Your task: Every entry has to be restated word for word.

Stored entries
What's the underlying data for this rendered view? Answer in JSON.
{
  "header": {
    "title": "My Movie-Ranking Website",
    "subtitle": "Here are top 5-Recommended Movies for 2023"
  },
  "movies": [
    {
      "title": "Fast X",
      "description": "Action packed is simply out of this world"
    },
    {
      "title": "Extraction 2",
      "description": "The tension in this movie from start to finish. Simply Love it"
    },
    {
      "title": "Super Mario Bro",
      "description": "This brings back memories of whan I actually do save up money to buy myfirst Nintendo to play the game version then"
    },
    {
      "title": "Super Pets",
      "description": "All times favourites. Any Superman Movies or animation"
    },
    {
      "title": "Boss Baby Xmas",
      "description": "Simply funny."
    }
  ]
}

Solution to this exercise:
What's the underlying data for this rendered view? Answer in JSON.
{
  "header": {
    "title": "My Movie-Ranking Website",
    "subtitle": "Here are top 5-Recommended Movies for 2023"
  },
  "movies": [
    {
      "title": "Fast X",
      "description": "Action packed is simply out of this world"
    },
    {
      "title": "Extraction 2",
      "description": "The tension in this movie from start to finish. Simply Love it"
    },
    {
      "title": "Super Mario Bro",
      "description": "This brings back memories of whan I actually do save up money to buy myfirst Nintendo to play the game version then"
    },
    {
      "title": "Super Pets",
      "description": "All times favourites. Any Superman Movies or animation"
    },
    {
      "title": "Boss Baby Xmas",
      "description": "Simply funny."
    }
  ]
}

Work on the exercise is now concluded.